I’m a huge fan of Wes Craven. Pound for pound, the original “Nightmare on Elm Street” is the best horror movie of the last three decades (inspiring the most unnecessary remake in cinema history earlier this year). Mixing sadism with surrealism, it’s the only fright flick that actually made me sleep with the lights on as an adult. In “Wes Craven’s Nightmare,” the filmmaker managed to make dream demon Freddy Krueger scary again after five progressively worse sequels — solidifying Craven’s status as a genius in my book. That picture, released in 1994, was Craven’s last outing as both writer and director, and ever since, his devotees have been chafing at the bit for his comeback as an auteur.
Sad to say, “My Soul to Take” isn’t worth the wait.
Oh, the film starts off promisingly enough. The first five minutes are actually riveting. We see mild-mannered family man Abel Plenkov watch a TV news report about a knife-wielding serial killer dubbed the Riverton Ripper – only to discover to his horror that one of his own multiple personalities is the murderer. Abel fatally stabs his pregnant wife and battles police, who gun him down. But he proves hard to kill and bounces back several times, Jason-like, before vanishing into the woods with what could be fatal wounds. At the same time, seven babies are born prematurely in the local hospital.
Sixteen years later, the seven kids, now known as the “Riverton Seven,” convene in the woods to repeat their annual ritual: “killing” Abel Plenkov in effigy to prevent him from returning to murder them. Unfortunately, the police interrupt the ceremony and soon the teens do indeed begin to die one by one. The audience is then kept guessing: is Plenkov still alive and wreaking havoc — or has the soul of the Riverton Ripper invaded the body of one of the teens, to carry on his grisly work?
I found the premise of personalities migrating into young people who are then psychically linked intriguing. The concept suggests myriad possibilities – which are not, unfortunately, explored in the film. And by the time we are introduced to the notion that Plenkov’s soul – or just his serial-killer personality – might inhabit one of the teens, most of the possible suspects have already been bumped off. So the film doesn’t work as a supernatural whodunit.
The killings themselves are quite unimaginatively executed, and are sure to disappoint the blood-and-guts crowd. The teens are one-dimensional stereotypes: the boorish jock, the religious chick, the noble black blind kid, the self-centered blonde, etc. The victims also do those stupid things that make it hard for you to root for them — like heading INTO a Freddy Kruegerish boiler room (or whatever it’s supposed to be) when they hear a creepy noise inside, or running headlong into the woods when the safety of a police car is just yards away.
The only fully-developed character is Bug, played well by Max Thieriot. Shy, sensitive and unstable, he appears to be developing multiple personality disorder himself. We are supposed to spend a good deal of the movie trying to figure out whether Bug is actually the culprit. Except there’s one major problem: we often see the killer in action when Bug is clearly somewhere else!

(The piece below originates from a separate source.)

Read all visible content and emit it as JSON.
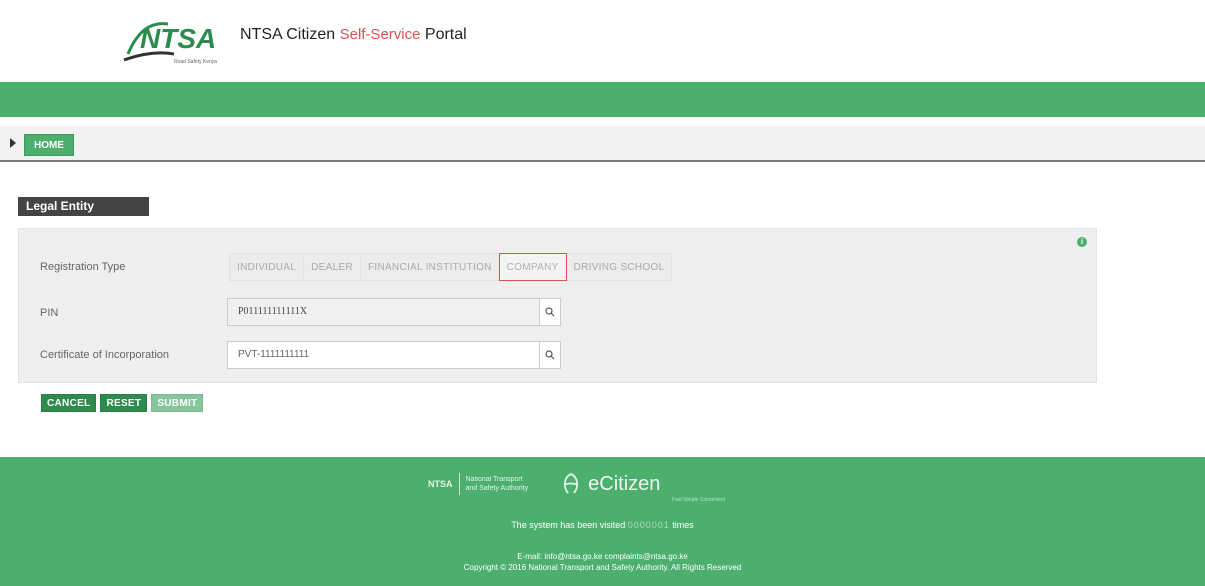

In the dénouement, the supernatural element is hurriedly explained, but it really doesn’t make a whole lot of sense.
The ads make a big deal of the movie being Wes Craven’s first foray into 3-D, but not once is the effect used to scare us. It turns out 3-D was an afterthought. While “My Soul to Take” sat on a shelf, awaiting distribution, someone had the bright idea of converting it to 3-D, to capitalize on the latest trend. The only purpose appears to be to force movie goers to shell out a few extra bucks. Having to wear those clunky 3-D glasses made this less-than-satisfying movie-going experience even more annoying.
So two thumbs down for Craven’s “comeback” movie. Maybe he’ll be in better form when his next project, “Scream 4,” bloodies up the big screen.